= Beginning of Section =
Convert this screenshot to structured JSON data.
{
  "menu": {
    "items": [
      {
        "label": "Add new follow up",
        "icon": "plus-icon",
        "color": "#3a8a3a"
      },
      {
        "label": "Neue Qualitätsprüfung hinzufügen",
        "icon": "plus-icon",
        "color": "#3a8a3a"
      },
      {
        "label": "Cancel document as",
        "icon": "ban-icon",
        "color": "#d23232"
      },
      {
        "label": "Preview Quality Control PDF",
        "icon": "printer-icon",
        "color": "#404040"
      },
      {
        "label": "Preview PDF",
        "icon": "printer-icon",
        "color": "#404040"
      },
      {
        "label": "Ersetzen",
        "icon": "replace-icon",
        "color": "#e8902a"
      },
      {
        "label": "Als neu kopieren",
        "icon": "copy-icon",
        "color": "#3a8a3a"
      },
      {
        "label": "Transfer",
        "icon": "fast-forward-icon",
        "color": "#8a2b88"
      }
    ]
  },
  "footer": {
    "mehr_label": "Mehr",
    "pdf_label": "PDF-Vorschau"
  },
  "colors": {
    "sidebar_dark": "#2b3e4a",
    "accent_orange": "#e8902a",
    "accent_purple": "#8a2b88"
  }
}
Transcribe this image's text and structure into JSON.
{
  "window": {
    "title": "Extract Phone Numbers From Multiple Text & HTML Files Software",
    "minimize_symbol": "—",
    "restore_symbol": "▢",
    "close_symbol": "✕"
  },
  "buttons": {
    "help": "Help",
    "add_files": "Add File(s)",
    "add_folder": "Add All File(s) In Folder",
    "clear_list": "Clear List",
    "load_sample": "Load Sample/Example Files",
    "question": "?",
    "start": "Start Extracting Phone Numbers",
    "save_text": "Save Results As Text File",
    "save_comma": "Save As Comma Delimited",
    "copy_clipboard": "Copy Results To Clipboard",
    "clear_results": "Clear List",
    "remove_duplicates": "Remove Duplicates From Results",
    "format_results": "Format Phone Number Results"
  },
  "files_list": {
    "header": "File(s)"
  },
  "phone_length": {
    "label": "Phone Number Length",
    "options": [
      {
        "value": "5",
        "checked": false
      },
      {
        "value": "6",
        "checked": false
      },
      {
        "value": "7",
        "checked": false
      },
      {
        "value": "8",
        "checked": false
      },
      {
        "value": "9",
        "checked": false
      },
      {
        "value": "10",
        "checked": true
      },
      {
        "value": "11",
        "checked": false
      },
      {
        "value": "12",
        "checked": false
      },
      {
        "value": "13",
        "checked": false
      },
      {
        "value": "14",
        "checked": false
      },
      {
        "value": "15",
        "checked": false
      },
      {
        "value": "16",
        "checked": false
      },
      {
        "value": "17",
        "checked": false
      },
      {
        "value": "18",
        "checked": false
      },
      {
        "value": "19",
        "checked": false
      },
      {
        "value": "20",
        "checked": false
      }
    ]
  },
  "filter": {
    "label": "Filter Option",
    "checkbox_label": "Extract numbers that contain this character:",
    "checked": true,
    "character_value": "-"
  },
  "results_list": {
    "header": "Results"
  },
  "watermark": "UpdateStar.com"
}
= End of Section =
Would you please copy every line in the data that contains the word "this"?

Convert this screenshot to structured JSON data.
Transcribe this image's text and structure into JSON.
    "checkbox_label": "Extract numbers that contain this character:",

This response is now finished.